Currently, one of my favorite authors on religious life is Fr. L. Patrick Carroll, SJ. I've read "bits and pieces" of his book: To Love, To Share, To Serve: Challenges to a Religious. Most recently, of course, I've read parts of his chapter "Becoming A Celibate Lover." In this chapter, he discusses the fact that religious are called to be loving people - indeed, to love as God loves... or to try to. He states, "There is no virtue in simply being celibate, unmarried.... There is deep virtue in loving, or even trying to love, as God loves us: freely, deeply, broadly, unpossessively." Then to drive his point home he discusses how people who try to live celibate lives can fail in two ways... "We can be too careful, too distant, too cold.... Or we can love unwisely, insensitively, possessively, manipulatively."

Okay... just a few more quotes, then I'll go on... Carroll states,

"So, the project of our vow of celibacy is not just to love God and not just to stay celibate, i.e. unmarried, without intercourse. The project is to love and yet remain honest, free, mobile, able to carry the Lord's love where it is needed next and most."

"What the world needs, the witness we are called to place alongside the sacramental witness of committed married love, is that there is a human possibility of loving and not having to possess or be possessed, a human possibility of loving and not holding on or being held on to. We are called to witness to a love that is one facet of the love of God for his people..."

"No one can fulfill in any successful way the project of becoming a celibate lover without a deep, enduring life of prayer."

Now, the really important thing isn't what I've read, but what it means to me and how it touches me, challenges me, affirms me and calls me to deeper commitment. I can read some great things, and I have, but if what I've read doesn't in some way become a part of who I am, it's all for not...

So, of course, me being who I am, I've been in reflection mode about relationships. Every book I've read written after Vatican II about religious life talks about the importance of good, intimate friendships in the life of a religious. Also, however, there is an emphasis on the health of one's community life, prayer life and relationship with God. One author (I believe it was Fr. Quentin Hakenewerth,SM... Marianist priest) states that if a friendship causes someone to withdraw from community, lose their "appetite for prayer" and/or if the relationship becomes exclusive to the point that a third person feels unwanted... then the relationship should be questioned.

These are all new insights for me... in a way.

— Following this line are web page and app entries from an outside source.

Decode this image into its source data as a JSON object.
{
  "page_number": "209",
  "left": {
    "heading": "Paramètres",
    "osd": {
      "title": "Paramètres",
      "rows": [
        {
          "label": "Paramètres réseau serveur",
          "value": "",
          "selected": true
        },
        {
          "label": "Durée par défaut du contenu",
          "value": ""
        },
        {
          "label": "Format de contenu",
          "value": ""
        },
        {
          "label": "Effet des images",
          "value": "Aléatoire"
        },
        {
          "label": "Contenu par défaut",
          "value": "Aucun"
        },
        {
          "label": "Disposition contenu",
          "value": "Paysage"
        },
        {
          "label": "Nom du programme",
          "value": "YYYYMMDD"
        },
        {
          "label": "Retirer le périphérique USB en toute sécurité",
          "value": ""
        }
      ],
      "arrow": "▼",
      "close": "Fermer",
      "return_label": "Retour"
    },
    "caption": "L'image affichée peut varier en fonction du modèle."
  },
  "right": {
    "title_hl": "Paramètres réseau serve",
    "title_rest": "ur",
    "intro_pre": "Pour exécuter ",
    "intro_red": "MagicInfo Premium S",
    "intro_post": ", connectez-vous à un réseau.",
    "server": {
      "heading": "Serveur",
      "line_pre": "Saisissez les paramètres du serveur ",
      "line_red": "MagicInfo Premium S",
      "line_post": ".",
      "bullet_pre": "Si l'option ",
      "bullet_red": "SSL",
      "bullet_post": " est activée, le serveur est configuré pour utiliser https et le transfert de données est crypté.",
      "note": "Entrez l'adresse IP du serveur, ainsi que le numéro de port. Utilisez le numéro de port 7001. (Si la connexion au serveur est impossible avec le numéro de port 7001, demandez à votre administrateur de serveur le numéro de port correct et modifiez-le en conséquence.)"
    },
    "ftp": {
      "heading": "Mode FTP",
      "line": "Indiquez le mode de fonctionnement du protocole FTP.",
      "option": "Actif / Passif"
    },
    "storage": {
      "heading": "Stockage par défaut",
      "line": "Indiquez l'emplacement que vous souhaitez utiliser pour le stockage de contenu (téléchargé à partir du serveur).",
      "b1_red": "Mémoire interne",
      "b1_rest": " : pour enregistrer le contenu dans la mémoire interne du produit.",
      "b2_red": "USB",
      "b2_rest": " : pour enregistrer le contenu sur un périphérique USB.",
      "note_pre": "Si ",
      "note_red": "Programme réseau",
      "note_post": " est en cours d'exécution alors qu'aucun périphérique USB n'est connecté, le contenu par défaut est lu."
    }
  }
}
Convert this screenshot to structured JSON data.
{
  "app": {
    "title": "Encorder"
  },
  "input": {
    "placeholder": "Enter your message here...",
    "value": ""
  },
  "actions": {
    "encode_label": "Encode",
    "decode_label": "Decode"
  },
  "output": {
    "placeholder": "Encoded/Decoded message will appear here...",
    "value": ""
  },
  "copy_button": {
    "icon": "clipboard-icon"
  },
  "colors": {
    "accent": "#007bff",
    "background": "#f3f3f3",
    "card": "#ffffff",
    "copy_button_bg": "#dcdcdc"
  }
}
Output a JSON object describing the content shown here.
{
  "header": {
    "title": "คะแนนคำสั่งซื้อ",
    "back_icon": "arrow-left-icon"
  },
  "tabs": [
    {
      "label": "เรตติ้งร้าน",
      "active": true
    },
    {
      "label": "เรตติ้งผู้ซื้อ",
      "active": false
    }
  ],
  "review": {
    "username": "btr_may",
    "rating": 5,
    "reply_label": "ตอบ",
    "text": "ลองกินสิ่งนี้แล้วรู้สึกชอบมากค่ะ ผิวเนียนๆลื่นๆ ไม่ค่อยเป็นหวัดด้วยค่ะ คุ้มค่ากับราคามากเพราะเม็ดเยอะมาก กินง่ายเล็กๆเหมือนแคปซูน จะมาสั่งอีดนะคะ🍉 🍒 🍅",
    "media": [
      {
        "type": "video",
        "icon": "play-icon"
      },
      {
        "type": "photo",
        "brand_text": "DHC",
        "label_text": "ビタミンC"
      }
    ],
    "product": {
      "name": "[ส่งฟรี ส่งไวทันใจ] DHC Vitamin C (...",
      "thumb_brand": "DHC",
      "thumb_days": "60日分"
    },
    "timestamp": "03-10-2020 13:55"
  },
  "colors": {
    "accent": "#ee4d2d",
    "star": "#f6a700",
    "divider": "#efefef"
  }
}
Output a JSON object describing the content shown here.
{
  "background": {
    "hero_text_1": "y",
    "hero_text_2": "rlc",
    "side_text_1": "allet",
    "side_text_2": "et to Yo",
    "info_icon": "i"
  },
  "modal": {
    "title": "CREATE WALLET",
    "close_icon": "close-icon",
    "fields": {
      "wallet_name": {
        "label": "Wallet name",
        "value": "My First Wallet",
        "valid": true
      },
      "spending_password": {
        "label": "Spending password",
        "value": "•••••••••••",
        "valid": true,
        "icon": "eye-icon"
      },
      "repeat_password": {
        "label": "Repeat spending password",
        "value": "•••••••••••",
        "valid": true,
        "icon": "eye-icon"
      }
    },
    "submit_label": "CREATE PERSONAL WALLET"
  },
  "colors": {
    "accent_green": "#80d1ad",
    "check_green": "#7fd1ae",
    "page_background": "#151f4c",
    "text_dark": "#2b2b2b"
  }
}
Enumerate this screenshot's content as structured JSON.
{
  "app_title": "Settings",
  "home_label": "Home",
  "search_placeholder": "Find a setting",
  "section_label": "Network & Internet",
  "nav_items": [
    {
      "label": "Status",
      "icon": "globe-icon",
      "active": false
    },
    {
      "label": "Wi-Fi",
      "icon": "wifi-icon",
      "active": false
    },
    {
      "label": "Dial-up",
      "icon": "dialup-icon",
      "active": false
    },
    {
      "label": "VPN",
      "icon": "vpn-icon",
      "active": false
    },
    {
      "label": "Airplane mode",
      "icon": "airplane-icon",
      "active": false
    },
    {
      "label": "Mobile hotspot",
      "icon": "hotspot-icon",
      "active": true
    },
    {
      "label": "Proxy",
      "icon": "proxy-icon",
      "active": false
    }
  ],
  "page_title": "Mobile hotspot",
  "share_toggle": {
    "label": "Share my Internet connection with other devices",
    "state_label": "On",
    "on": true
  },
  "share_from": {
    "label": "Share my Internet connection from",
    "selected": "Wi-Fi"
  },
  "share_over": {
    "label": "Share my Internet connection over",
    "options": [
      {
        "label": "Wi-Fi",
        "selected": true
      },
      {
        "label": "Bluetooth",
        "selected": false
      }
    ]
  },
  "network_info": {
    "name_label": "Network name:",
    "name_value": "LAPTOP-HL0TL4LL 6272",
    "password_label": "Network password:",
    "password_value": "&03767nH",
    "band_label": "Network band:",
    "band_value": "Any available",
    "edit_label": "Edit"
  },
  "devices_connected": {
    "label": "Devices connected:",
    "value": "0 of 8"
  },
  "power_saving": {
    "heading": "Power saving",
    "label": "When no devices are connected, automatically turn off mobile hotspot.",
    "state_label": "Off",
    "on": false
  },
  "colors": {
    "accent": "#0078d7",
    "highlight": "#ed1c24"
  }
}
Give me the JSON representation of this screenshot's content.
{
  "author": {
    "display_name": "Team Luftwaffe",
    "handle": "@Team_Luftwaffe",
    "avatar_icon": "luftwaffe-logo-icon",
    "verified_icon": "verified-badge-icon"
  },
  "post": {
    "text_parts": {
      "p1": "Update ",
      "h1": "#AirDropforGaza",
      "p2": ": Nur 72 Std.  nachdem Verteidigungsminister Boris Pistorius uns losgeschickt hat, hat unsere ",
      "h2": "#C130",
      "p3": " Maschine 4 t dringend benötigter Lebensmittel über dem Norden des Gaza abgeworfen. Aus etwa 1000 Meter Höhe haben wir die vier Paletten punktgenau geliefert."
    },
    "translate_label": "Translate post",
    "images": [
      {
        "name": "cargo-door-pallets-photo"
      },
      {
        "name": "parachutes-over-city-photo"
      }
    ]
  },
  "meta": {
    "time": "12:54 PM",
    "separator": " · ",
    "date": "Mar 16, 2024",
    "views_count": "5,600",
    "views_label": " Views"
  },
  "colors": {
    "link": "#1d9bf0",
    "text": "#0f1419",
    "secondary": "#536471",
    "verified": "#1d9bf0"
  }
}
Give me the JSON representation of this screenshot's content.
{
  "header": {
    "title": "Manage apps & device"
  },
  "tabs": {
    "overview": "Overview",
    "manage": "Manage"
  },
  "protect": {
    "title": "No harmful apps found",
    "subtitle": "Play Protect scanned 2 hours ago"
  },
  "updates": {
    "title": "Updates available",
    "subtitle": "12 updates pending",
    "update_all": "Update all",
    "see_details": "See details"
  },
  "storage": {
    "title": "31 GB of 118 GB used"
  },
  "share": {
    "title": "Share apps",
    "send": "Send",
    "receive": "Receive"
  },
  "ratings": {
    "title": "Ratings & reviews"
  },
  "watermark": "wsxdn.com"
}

While it all makes perfect sense, I've never REALLY considered any of it until now. And so, I consider how important my friends are in my life (and how GRATEFUL I truly am for their support and love)... I also have to be willing to ask myself the tougher questions about how I relate to people and the effect those relationships have on my commitment to live this life.

Not easy things to consider to say the least! But, I really believe it's necessary to live this life as authentically as I am able with God's grace.

So... what about the quote at the top? One of the books I was reading (I couldn't tell you which) reminded me of this quote from Scripture... that it's God's call and then my response. There is no other rationale for being a religious. And it's a reminder that the call is to love... to love as deeply, freely, honestly and unpossessively as God loves us.

One final note... last week I couldn't remember exactly where to find this quote from John's Gospel, so I Googled it. In the search I came across a website : It's a vocations/discernment website out of the Diocese of Lexington. Check it out sometime. It's a good site.

Many blessings to all who read this!

Sr. N